By Cara Sulieman
COUNCILLORS have been slammed after voting to give themselves BlackBerrys in a move that could cost taxpayers £37,800.
And the decision comes after a trial showed that councillors found the phones had a “significant advantage” over regular mobiles.
But it has sparked outrage over the costs involved to the taxpayer.
The picky politicians dismissed other brands of mobile devices as “less satisfactory,” although they will also be available.
But the BlackBerry costs more per month than the other internet phones, leaving the council shelling out an extra £8,400 a year so that officials can have the sylish models.
Mark Wallace, campaign manager at the Taxpayer’s Alliance, is outraged to hear that public money is being spent on “luxuries.”
He said: “It is unfair that whilst local residents are losing their jobs and struggling under the burden of council tax bills, councillors are voting themselves luxuries at taxpayer’s expense.
“If a councillor wants a BlackBerry they should be paying for it themselves out of their generous allowances, not charging it to their constituents.”
But the council has defended their action, saying that the local politicians will find their jobs easier and be more efficient with the phones.
A spokeswoman for the council said: “Like everyone else, the councillors will be able to check their email on the go, enabling them to stay in touch with their office and constituents.
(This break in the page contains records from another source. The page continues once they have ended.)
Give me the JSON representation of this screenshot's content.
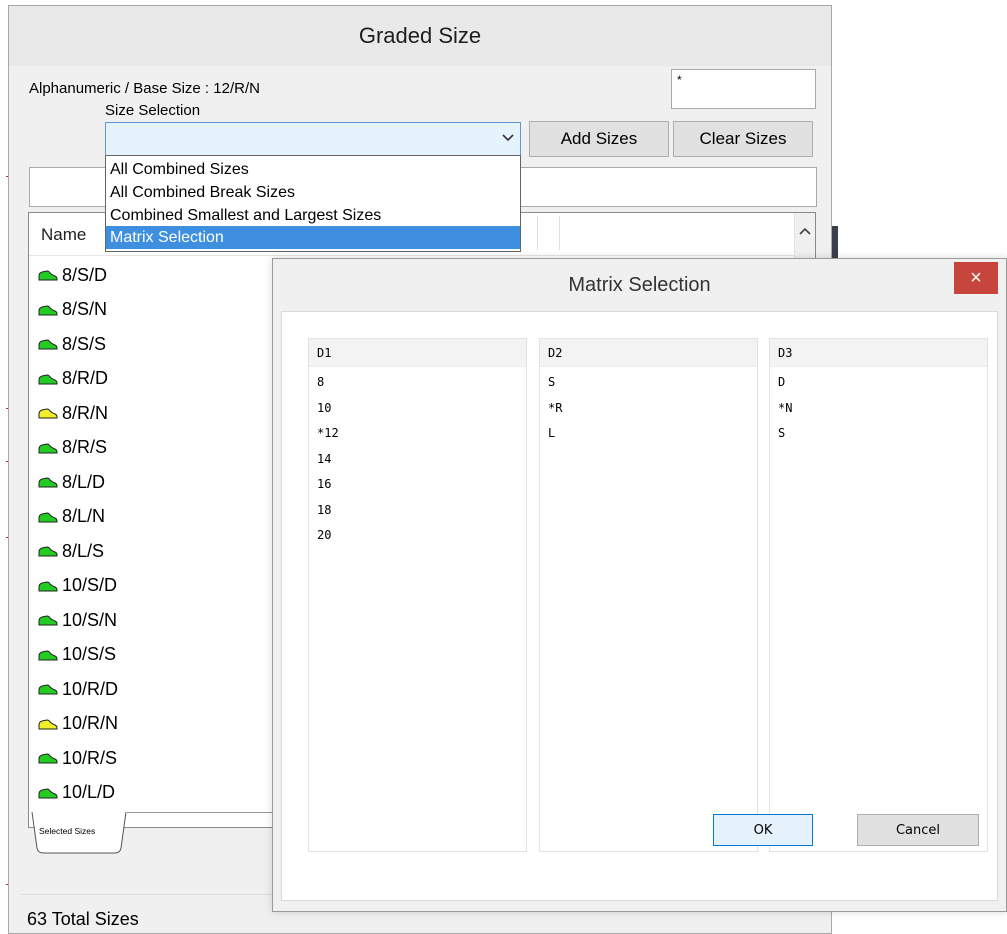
{
  "graded_window": {
    "title": "Graded Size",
    "base_size_label": "Alphanumeric / Base Size : 12/R/N",
    "size_selection_label": "Size Selection",
    "star_input_value": "*",
    "combo_value": "",
    "add_sizes_label": "Add Sizes",
    "clear_sizes_label": "Clear Sizes",
    "filter_input_value": "",
    "list_column_name": "Name",
    "tab_label": "Selected Sizes",
    "total_label": "63 Total Sizes",
    "rows": [
      {
        "label": "8/S/D",
        "status": "green"
      },
      {
        "label": "8/S/N",
        "status": "green"
      },
      {
        "label": "8/S/S",
        "status": "green"
      },
      {
        "label": "8/R/D",
        "status": "green"
      },
      {
        "label": "8/R/N",
        "status": "yellow"
      },
      {
        "label": "8/R/S",
        "status": "green"
      },
      {
        "label": "8/L/D",
        "status": "green"
      },
      {
        "label": "8/L/N",
        "status": "green"
      },
      {
        "label": "8/L/S",
        "status": "green"
      },
      {
        "label": "10/S/D",
        "status": "green"
      },
      {
        "label": "10/S/N",
        "status": "green"
      },
      {
        "label": "10/S/S",
        "status": "green"
      },
      {
        "label": "10/R/D",
        "status": "green"
      },
      {
        "label": "10/R/N",
        "status": "yellow"
      },
      {
        "label": "10/R/S",
        "status": "green"
      },
      {
        "label": "10/L/D",
        "status": "green"
      }
    ]
  },
  "dropdown": {
    "items": [
      {
        "label": "All Combined Sizes",
        "selected": false
      },
      {
        "label": "All Combined Break Sizes",
        "selected": false
      },
      {
        "label": "Combined Smallest and Largest Sizes",
        "selected": false
      },
      {
        "label": "Matrix Selection",
        "selected": true
      }
    ]
  },
  "matrix_dialog": {
    "title": "Matrix Selection",
    "close_glyph": "×",
    "columns": [
      {
        "header": "D1",
        "items": [
          "8",
          "10",
          "*12",
          "14",
          "16",
          "18",
          "20"
        ]
      },
      {
        "header": "D2",
        "items": [
          "S",
          "*R",
          "L"
        ]
      },
      {
        "header": "D3",
        "items": [
          "D",
          "*N",
          "S"
        ]
      }
    ],
    "ok_label": "OK",
    "cancel_label": "Cancel"
  },
  "icons": {
    "status_icon": "shoe-icon",
    "combo_arrow": "chevron-down-icon",
    "scroll_up": "chevron-up-icon",
    "close": "close-icon"
  },
  "colors": {
    "status_green": "#22cc22",
    "status_yellow": "#f2ef2a",
    "selection_blue": "#3e8fe0",
    "close_red": "#c7453d"
  }
}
It is important to stay up to date with technological improvements.”
The essential accessory for on-the-go movers and shakers was chosen after a trail period by a few politicians.
They reported that “in terms of cost the Outlook Mobile Access device has the advantage in a lower monthly charge, but in terms of functionality and user satisfaction a greater number of members expressed preference for the BlackBerry.”
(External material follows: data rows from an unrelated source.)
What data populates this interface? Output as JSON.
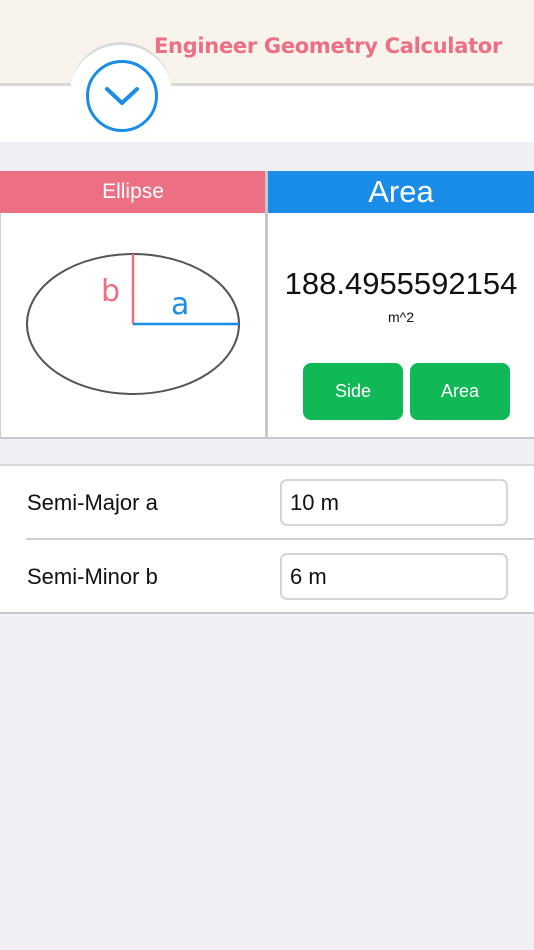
{
  "header": {
    "title": "Engineer Geometry Calculator",
    "toggle_icon": "chevron-down-icon",
    "accent_color": "#ec6f84",
    "toggle_color": "#1a8de8"
  },
  "shape": {
    "name": "Ellipse",
    "diagram_labels": {
      "major": "a",
      "minor": "b"
    },
    "color": "#ec6f84"
  },
  "result": {
    "title": "Area",
    "value": "188.4955592154",
    "unit": "m^2",
    "color": "#1a8de8"
  },
  "buttons": {
    "side_label": "Side",
    "area_label": "Area",
    "color": "#10b955"
  },
  "inputs": {
    "semi_major": {
      "label": "Semi-Major a",
      "value": "10 m"
    },
    "semi_minor": {
      "label": "Semi-Minor b",
      "value": "6 m"
    }
  }
}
Acting as mini-computers, BlackBerry’s give users access to their emails and the internet anywhere at anytime.
Along with phone calls, text messages and various useful programmes the phone has become known as the ultimate all-in-one package.
Associated with city slickers and busy executives, its usual home is a far cry from the 60s concrete building that is home to North Lanarkshire Council.